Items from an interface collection
******
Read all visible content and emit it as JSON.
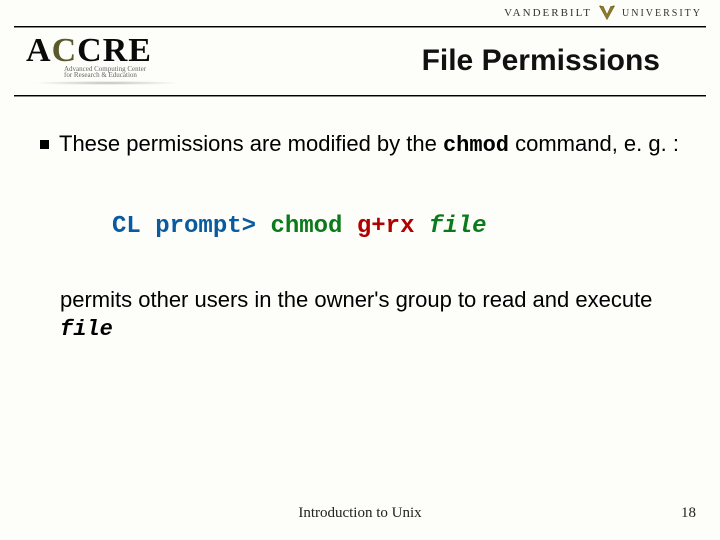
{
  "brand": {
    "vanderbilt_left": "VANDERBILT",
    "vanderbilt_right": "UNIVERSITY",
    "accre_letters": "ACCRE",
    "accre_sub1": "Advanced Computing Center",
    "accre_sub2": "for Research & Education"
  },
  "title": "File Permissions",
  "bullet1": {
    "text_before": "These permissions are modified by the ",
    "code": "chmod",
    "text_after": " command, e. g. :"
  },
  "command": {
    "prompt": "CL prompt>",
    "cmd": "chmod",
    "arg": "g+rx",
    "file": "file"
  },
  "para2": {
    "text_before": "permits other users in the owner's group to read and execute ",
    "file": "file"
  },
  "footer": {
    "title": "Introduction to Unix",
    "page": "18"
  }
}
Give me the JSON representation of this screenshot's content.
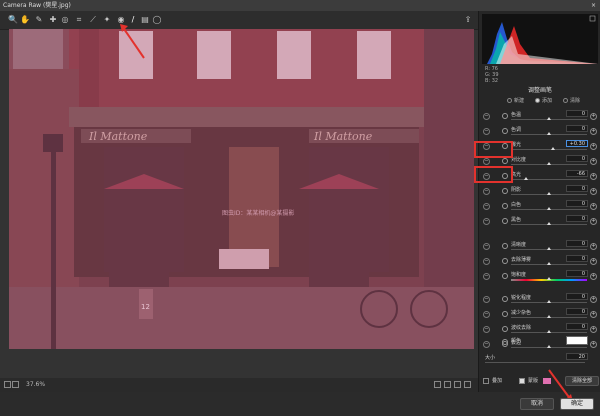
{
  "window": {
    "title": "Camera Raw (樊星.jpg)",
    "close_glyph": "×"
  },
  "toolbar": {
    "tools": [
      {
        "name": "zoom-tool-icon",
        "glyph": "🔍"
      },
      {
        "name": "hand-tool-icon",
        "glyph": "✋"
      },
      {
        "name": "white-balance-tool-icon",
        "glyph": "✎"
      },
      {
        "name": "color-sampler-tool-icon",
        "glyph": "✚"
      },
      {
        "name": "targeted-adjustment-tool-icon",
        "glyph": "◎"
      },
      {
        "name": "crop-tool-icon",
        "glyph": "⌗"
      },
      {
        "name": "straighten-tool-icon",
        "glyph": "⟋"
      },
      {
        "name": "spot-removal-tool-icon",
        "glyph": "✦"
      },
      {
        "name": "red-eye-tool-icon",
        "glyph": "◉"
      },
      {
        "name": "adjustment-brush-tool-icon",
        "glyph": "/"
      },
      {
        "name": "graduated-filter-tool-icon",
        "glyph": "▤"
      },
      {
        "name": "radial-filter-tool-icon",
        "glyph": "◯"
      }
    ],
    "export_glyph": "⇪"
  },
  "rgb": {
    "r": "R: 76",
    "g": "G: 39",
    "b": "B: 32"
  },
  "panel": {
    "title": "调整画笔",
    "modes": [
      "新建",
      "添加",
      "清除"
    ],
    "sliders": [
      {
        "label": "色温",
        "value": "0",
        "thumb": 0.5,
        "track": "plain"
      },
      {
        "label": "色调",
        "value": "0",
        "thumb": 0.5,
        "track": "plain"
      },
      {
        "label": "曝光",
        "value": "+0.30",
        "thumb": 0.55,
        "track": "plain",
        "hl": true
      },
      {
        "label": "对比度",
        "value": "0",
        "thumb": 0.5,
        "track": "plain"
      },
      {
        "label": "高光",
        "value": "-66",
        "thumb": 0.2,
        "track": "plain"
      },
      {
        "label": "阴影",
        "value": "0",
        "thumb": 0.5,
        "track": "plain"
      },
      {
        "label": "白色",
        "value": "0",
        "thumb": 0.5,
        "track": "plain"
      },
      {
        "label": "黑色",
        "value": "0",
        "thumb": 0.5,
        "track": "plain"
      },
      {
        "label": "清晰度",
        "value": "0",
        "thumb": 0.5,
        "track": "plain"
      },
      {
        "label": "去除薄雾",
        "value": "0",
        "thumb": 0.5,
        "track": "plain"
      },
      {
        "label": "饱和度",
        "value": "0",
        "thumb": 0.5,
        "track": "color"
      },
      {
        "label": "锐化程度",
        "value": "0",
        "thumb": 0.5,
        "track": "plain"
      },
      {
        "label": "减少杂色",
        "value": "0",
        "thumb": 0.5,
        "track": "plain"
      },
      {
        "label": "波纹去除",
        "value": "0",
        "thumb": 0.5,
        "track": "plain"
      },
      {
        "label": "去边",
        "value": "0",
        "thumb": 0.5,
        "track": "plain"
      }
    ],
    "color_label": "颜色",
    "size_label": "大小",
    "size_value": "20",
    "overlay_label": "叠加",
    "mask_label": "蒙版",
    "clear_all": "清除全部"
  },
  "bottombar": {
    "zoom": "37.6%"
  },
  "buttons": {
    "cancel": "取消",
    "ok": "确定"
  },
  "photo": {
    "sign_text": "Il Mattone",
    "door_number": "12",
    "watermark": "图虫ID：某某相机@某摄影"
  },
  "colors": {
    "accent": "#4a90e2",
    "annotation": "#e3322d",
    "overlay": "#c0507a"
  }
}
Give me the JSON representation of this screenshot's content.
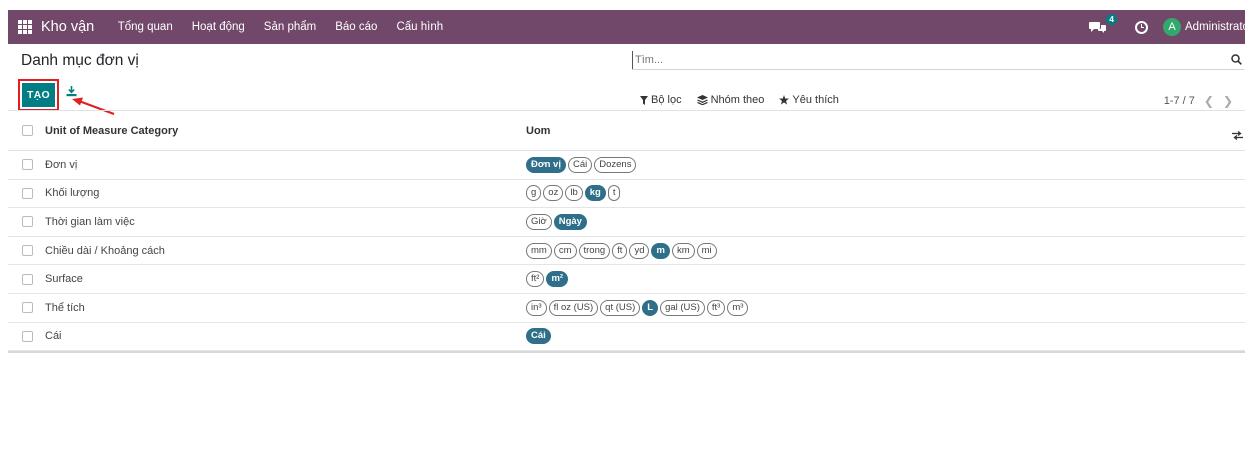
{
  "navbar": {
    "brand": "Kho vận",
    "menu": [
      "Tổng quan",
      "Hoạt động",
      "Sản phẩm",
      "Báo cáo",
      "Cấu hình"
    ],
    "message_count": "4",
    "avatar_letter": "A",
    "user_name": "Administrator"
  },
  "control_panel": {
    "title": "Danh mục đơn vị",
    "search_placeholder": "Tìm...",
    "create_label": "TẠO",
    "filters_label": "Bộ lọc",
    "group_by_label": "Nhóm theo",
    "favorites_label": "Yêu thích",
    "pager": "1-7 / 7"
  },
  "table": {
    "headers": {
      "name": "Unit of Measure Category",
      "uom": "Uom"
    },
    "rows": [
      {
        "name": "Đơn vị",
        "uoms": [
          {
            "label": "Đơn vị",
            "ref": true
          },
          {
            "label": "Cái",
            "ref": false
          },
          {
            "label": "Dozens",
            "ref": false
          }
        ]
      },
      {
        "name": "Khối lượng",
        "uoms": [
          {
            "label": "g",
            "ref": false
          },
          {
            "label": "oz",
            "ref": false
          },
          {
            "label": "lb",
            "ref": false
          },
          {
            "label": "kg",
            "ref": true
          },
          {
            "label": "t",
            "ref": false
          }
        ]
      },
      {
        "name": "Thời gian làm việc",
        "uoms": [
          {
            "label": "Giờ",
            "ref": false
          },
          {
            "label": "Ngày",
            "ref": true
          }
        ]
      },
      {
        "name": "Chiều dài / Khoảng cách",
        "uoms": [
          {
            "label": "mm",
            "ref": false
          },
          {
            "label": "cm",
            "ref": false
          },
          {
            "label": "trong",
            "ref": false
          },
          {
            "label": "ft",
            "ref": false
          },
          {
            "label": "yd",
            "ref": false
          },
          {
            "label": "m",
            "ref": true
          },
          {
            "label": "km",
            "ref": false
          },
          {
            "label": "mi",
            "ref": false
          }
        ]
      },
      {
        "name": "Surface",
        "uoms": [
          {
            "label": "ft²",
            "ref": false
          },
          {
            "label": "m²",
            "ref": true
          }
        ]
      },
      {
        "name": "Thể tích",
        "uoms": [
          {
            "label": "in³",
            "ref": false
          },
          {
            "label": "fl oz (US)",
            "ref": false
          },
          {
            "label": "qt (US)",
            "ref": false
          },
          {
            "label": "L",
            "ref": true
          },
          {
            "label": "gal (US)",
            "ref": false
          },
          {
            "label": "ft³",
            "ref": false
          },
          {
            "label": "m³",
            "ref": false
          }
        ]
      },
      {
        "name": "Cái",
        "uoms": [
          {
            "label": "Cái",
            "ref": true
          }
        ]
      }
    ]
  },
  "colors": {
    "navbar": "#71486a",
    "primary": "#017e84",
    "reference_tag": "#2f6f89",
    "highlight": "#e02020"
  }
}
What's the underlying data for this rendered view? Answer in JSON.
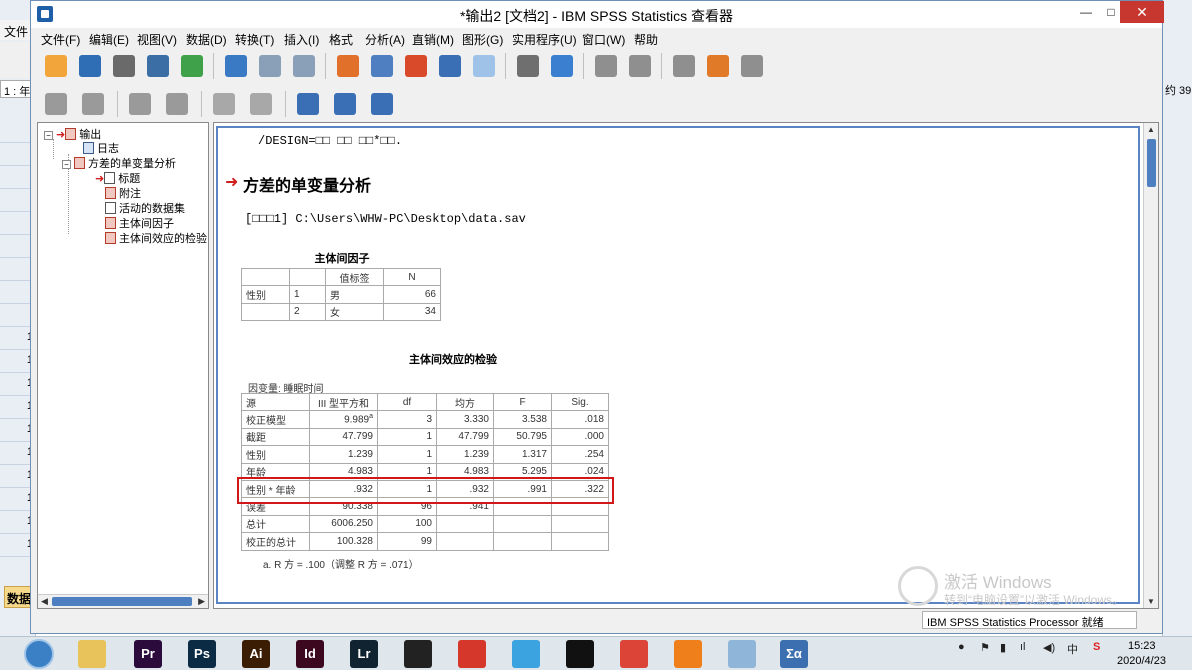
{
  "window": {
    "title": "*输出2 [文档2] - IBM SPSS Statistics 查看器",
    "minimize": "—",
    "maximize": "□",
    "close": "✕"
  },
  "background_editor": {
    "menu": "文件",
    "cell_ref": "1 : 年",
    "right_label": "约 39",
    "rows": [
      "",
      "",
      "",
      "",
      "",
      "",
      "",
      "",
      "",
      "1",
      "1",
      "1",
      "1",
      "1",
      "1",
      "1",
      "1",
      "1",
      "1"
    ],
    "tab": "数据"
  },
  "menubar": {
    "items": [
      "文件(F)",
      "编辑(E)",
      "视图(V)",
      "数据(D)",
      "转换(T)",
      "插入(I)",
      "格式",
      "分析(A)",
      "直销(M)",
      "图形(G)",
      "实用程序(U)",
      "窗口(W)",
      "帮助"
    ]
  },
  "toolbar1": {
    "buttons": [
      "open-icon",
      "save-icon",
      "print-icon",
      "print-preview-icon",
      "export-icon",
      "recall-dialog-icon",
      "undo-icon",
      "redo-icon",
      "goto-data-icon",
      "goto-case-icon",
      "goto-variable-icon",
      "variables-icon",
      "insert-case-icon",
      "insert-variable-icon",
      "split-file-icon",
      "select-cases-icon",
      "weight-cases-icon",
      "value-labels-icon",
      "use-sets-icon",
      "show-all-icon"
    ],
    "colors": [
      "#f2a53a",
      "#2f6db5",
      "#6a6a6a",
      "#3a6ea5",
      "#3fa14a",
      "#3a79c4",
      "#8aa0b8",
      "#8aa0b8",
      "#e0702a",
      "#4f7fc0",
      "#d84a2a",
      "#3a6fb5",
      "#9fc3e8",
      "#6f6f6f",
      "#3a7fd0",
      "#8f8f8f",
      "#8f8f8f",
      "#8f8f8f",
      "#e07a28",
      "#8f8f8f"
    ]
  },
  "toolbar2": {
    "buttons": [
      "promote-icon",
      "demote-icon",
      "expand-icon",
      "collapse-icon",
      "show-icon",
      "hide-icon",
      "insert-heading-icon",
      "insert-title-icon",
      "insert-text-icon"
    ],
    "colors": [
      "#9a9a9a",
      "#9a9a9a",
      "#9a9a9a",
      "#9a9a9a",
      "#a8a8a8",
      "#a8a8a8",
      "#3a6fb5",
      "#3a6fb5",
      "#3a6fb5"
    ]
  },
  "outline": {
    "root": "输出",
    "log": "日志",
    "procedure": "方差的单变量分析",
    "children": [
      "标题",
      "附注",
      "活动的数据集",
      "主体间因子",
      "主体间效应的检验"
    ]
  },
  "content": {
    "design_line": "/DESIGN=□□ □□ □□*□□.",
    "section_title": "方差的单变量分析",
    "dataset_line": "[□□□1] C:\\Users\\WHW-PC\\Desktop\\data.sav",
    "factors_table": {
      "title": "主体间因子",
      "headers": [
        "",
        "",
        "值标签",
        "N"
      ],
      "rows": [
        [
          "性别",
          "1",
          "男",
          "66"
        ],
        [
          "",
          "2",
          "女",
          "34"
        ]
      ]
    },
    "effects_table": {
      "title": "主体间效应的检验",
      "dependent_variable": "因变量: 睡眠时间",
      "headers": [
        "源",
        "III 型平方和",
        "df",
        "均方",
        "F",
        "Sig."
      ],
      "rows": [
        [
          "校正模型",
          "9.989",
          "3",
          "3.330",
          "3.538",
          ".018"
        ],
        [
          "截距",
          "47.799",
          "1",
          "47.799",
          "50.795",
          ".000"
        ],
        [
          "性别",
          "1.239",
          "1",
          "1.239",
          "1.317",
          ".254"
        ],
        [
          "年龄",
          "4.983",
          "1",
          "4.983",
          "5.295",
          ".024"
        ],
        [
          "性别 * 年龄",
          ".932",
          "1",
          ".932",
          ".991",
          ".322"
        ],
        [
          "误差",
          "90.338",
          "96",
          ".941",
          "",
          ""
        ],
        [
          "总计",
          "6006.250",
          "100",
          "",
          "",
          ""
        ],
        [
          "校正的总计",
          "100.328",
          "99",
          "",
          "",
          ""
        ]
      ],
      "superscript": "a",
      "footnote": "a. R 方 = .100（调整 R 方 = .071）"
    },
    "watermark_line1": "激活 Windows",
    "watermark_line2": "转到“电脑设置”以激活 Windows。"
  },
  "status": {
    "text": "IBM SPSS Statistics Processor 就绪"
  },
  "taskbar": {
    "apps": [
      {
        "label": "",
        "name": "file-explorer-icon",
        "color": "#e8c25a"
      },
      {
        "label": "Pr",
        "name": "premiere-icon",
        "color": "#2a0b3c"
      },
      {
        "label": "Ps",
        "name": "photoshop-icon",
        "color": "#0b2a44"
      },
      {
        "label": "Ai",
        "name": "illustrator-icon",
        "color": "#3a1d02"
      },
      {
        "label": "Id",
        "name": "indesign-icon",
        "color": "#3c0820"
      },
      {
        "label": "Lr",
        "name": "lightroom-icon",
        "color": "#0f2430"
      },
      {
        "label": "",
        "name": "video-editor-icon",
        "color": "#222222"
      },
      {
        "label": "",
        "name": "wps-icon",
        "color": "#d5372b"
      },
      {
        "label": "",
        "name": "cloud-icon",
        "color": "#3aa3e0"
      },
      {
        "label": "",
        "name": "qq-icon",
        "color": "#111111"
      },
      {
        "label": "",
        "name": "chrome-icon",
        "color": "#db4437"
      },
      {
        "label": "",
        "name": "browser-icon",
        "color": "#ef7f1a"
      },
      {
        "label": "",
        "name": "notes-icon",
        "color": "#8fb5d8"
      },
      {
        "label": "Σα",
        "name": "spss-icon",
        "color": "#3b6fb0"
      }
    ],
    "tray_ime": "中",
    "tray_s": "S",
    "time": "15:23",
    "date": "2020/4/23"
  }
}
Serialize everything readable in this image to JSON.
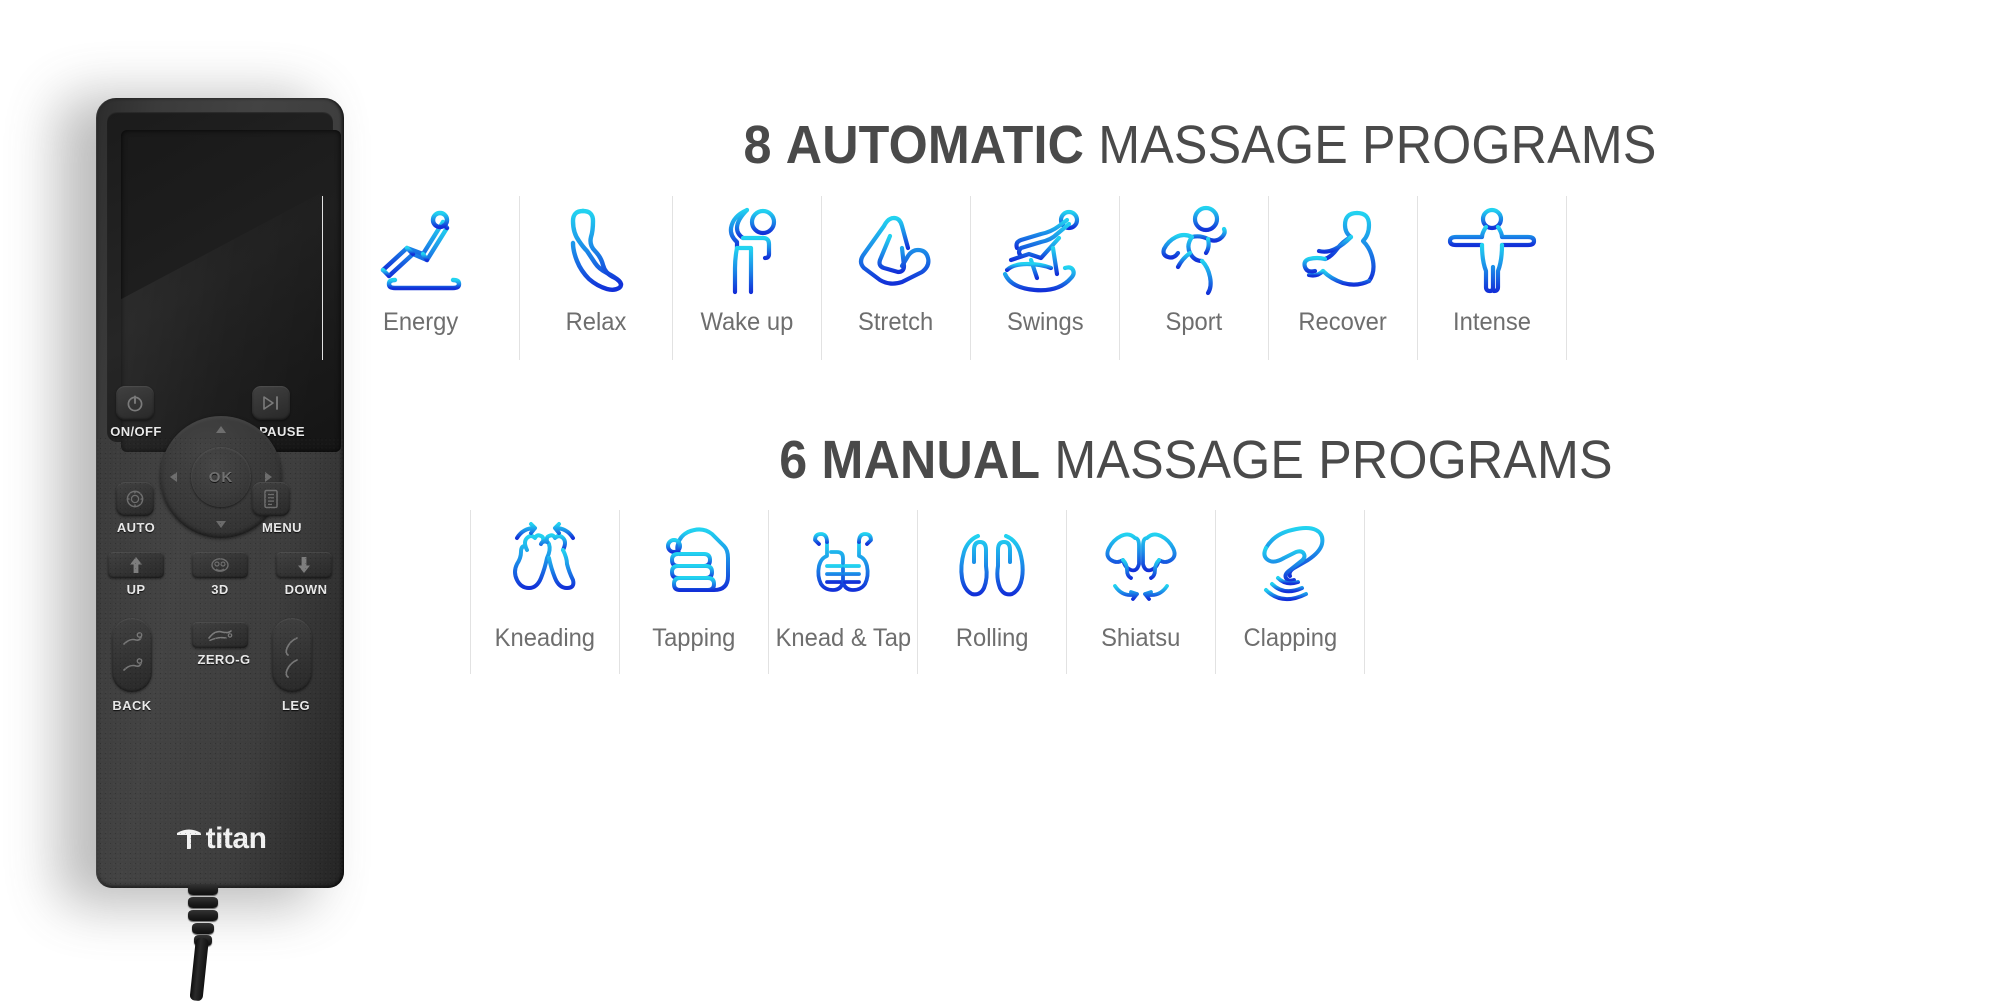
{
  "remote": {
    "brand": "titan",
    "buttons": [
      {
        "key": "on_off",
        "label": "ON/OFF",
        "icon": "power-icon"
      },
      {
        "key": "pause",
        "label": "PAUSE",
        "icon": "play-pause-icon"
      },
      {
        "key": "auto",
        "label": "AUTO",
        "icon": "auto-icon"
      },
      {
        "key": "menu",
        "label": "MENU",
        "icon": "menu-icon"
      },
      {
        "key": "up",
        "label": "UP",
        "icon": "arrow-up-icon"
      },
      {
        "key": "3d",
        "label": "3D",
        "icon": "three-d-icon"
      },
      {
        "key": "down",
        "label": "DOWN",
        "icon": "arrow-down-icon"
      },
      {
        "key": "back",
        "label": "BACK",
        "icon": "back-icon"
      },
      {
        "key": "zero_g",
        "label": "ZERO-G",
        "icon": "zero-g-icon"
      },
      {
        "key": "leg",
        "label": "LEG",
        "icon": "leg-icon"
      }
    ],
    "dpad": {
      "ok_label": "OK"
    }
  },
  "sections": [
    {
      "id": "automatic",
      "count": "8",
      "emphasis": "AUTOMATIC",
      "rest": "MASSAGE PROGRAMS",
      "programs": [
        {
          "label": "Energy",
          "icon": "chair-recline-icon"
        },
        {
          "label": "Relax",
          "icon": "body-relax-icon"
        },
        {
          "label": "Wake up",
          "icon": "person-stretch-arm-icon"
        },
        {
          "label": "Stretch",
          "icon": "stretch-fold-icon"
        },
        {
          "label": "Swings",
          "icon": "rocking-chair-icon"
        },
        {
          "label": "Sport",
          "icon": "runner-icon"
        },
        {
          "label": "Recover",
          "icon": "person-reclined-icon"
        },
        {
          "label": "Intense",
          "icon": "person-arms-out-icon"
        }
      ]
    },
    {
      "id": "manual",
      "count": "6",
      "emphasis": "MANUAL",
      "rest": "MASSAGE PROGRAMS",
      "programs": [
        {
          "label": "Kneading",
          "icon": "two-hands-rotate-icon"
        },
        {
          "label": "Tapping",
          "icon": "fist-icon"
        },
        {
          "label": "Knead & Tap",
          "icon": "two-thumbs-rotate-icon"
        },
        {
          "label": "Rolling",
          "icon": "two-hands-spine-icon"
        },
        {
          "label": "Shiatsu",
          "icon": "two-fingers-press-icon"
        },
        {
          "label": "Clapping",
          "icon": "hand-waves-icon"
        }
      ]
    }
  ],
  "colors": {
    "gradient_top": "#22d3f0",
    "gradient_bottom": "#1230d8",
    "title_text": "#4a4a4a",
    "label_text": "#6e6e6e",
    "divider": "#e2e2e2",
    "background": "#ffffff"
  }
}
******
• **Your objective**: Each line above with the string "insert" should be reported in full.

• **Answer to this exercise**:
      "insert-case-icon",
      "insert-variable-icon",
      "insert-heading-icon",
      "insert-title-icon",
      "insert-text-icon"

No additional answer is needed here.